Sean, everything in mathextra is public domain, and the project description specifically mentions Ares. (In fact, part of the reason I've made it as a seperate project is to ensure there's a public domain version of it, to make it easy to plug into Ares). Have a look, several of these functions are already there, with a reasonable level of documentation. ----- I would like to see D move a little away from the C/C++ library structure -- "math.h" is a monster, it's ridiculous that the whole of mathematics gets ONE header file! It's particularly bad in D, where implementation and header are stored in one. If I could do it from scratch, I'd make std.math a directory, and do it this way: I see three broad categories: (1) Special interest stuff that is not frequently used; certainly it would be rare for more than one of these to be used in a single source file. Most programmers won't use most of this. std.math.statistics -- functions from mathemematical statistics (almost all of these are already implemented in MathExtra) std.math.discrete -- things like factorials, primes, the nChoosek function just submitted, etc. std.math.special -- Mathematical Special Functions. Bessel functions, Airy functions, hyperfluent geometrics, etc. A couple of these are in MathExtra. ?std.math.random -- random number generators with specific distributions, eg Poissonian. More suitable for Monte-Carlo type simulations than crypotographic ones. Uses the basic random number from somewhere else, eg std.random, (which is used for games, and is also extended by cryptographic stuff). (2) Low level stuff, that is virtually built-in, but is computer hardware-oriented rather than genuinely mathematical. std.math.ieee -- low-level stuff which manipulates bit patterns in IEEE reals. Includes things like isnan(), but also the stuff from "fenv.h" in C, including setting rounding modes. (3) General purpose stuff from the C standard library, except for the things already covered above. Less sure about these. General idea being that anyone who uses these functions doesn't pull in any functions that they didn't learn about in high school. std.math.core (?) -- elementary functions (circular and hyperbolic trig, exp, log, pow, sqrt) and basic operations on built-in types (absolute value, complex conjugates, etc). std.math.matrix -- linear algebra std.math.all (? except that it is NOT everything!) std.math.cmath (?? meaning the stuff that comes in C libraries. ?but it looks like "complex math" Aaargh) -- Wrapper file that publicly imports std.math.core, std.math.ieee. Ideally, this last one would just be called std.math, but it does not seem possible to have a module name with the same as a directory name. Some kind of arrangement like this seems to late for Phobos, but not for Ares. Another possibility, that might work with Phobos, would be to have a subdirectory "advmath", for advanced mathematics. Then we'd have std.advmath.statistics, std.advmath.special, etc. but unfortunately also std.advmath.matrix --- Sorry everyone, I've realised that probably belongs in the Ares forum, (although it is also relevant for Phobos). I just think that this is something that C got badly wrong, and is worth further thought. -Don.

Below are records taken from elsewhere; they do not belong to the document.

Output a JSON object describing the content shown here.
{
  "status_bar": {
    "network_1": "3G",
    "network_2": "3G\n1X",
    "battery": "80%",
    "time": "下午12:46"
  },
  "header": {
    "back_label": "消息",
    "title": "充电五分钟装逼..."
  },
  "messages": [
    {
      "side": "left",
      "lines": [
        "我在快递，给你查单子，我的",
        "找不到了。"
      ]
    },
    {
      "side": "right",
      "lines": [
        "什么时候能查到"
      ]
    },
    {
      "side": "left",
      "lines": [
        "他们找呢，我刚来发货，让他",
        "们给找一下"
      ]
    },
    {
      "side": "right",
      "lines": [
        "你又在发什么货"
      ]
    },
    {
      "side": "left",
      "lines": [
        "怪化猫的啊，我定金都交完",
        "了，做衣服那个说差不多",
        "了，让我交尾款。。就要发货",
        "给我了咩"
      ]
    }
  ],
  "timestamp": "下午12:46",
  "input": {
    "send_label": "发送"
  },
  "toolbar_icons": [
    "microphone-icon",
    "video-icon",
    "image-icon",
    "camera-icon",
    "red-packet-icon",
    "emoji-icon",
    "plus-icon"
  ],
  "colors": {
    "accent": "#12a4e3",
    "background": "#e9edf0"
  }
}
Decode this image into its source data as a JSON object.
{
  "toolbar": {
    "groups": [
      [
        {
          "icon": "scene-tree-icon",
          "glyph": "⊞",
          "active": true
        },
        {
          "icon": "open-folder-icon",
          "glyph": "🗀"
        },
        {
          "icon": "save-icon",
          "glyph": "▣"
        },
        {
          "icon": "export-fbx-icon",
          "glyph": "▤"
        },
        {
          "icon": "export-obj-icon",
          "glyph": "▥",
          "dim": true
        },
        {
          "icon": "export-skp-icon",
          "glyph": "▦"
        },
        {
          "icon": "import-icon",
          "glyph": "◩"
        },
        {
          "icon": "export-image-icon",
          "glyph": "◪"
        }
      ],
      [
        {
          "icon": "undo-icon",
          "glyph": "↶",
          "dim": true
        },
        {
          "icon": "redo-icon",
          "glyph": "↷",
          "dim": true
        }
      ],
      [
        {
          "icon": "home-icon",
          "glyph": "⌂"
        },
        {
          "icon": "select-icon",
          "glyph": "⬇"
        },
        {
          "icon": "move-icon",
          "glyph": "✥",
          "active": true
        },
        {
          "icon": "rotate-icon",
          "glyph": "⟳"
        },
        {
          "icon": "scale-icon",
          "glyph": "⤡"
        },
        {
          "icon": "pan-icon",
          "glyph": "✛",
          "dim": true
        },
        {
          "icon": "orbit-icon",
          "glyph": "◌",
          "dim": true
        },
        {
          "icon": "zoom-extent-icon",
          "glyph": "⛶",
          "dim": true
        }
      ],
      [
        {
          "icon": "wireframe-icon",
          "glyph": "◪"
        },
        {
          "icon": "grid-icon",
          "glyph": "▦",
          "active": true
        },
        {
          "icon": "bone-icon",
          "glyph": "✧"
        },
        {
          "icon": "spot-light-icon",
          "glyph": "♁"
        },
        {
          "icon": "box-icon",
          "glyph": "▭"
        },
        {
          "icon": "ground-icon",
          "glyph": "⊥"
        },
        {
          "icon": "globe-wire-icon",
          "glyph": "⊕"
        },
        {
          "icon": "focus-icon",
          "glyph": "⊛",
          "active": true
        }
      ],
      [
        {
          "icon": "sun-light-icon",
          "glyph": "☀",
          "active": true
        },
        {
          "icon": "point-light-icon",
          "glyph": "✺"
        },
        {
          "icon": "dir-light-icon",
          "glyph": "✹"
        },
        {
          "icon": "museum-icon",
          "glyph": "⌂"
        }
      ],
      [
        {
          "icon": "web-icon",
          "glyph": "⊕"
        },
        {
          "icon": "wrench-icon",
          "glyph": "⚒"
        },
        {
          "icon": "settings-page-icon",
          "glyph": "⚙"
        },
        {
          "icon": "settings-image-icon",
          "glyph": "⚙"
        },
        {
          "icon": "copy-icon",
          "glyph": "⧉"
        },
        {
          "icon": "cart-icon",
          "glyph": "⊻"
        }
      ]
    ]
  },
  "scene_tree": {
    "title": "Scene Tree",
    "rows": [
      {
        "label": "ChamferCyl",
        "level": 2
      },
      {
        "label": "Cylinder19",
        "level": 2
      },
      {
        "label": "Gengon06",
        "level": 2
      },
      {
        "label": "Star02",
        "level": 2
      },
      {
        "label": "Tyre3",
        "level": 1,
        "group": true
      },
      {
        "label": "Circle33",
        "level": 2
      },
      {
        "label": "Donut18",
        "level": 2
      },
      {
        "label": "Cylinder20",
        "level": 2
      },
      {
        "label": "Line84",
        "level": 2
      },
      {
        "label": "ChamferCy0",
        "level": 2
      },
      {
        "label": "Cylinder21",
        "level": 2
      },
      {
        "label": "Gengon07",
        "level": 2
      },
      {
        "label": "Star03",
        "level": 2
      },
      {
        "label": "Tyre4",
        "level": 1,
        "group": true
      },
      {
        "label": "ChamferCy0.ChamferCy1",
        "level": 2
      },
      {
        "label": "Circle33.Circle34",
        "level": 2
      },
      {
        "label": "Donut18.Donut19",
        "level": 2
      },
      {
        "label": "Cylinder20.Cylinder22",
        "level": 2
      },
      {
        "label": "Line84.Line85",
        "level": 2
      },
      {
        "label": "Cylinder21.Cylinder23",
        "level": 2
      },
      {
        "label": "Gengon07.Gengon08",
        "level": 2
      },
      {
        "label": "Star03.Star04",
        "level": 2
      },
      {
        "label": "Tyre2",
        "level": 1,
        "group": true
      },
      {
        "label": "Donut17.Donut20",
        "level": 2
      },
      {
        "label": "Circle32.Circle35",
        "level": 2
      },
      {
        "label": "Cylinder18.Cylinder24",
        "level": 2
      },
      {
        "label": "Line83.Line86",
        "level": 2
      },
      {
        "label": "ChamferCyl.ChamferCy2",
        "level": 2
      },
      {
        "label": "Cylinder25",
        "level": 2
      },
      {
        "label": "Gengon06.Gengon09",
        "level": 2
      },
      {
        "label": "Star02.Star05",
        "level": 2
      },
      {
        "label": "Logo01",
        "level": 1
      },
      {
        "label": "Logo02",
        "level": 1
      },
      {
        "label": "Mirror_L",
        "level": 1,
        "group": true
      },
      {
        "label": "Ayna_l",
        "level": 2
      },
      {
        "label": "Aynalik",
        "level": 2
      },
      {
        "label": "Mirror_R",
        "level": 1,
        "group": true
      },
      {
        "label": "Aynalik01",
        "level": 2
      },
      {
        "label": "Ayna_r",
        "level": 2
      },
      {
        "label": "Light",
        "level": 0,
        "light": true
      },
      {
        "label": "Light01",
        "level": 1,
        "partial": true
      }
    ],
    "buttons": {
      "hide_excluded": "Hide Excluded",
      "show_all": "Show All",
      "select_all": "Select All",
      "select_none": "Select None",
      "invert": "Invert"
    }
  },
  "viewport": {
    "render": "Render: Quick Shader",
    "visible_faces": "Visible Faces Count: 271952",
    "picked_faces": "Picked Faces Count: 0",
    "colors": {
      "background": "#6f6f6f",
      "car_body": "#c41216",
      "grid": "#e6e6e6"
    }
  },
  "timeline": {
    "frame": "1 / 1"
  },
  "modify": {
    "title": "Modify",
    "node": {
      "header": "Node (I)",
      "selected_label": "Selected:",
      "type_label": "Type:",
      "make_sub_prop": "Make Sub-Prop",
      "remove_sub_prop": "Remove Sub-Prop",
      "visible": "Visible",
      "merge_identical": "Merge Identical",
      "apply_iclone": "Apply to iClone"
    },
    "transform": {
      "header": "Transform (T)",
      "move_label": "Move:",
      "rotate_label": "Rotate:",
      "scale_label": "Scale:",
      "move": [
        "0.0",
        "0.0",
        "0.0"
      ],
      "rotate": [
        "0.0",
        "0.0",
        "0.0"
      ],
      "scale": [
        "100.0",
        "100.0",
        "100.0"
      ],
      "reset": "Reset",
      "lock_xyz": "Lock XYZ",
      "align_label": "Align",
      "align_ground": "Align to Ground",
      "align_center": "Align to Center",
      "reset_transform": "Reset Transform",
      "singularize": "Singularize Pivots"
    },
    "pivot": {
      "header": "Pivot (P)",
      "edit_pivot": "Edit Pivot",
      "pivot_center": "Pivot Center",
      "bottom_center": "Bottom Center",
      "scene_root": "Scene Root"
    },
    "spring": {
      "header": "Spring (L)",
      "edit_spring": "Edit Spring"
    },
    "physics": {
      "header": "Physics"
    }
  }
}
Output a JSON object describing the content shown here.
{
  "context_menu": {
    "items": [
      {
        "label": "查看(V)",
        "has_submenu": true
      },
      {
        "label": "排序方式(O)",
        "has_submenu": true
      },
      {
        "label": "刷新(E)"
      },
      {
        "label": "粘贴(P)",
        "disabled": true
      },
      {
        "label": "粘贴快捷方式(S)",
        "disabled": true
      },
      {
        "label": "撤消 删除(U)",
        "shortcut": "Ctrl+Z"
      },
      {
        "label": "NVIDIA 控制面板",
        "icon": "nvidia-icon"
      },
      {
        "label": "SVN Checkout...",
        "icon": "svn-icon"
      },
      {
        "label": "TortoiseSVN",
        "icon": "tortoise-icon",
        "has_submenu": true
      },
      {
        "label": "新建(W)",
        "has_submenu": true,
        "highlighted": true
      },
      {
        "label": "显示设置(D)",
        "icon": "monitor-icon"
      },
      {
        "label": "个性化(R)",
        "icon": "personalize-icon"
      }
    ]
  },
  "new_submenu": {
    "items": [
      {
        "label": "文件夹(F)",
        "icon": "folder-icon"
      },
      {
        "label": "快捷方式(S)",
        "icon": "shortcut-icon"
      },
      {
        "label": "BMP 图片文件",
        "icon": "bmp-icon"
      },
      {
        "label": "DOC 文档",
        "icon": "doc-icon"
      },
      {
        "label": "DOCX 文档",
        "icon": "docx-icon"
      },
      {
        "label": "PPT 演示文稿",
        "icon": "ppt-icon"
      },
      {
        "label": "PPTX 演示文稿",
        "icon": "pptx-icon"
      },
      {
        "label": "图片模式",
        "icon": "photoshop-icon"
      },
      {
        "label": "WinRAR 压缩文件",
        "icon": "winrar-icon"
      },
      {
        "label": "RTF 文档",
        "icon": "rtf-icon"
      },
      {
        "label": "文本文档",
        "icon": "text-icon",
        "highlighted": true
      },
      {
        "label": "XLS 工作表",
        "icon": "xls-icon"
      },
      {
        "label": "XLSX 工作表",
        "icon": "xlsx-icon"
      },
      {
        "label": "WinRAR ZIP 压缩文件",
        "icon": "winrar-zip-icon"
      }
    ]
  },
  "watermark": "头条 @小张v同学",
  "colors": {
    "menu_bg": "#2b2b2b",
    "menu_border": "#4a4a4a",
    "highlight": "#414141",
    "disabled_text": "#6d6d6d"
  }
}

Nov 21 2005
parent Sean Kelly <sean f4.ca> writes:
Don Clugston wrote:
 
 Sean, everything in mathextra is public domain, and the project 
 description specifically mentions Ares. (In fact, part of the reason 
 I've made it as a seperate project is to ensure there's a public domain 
 version of it, to make it easy to plug into Ares). Have a look, several 
 of these functions are already there, with a reasonable level of 
 documentation.

Thanks! I will. Sean
Nov 21 2005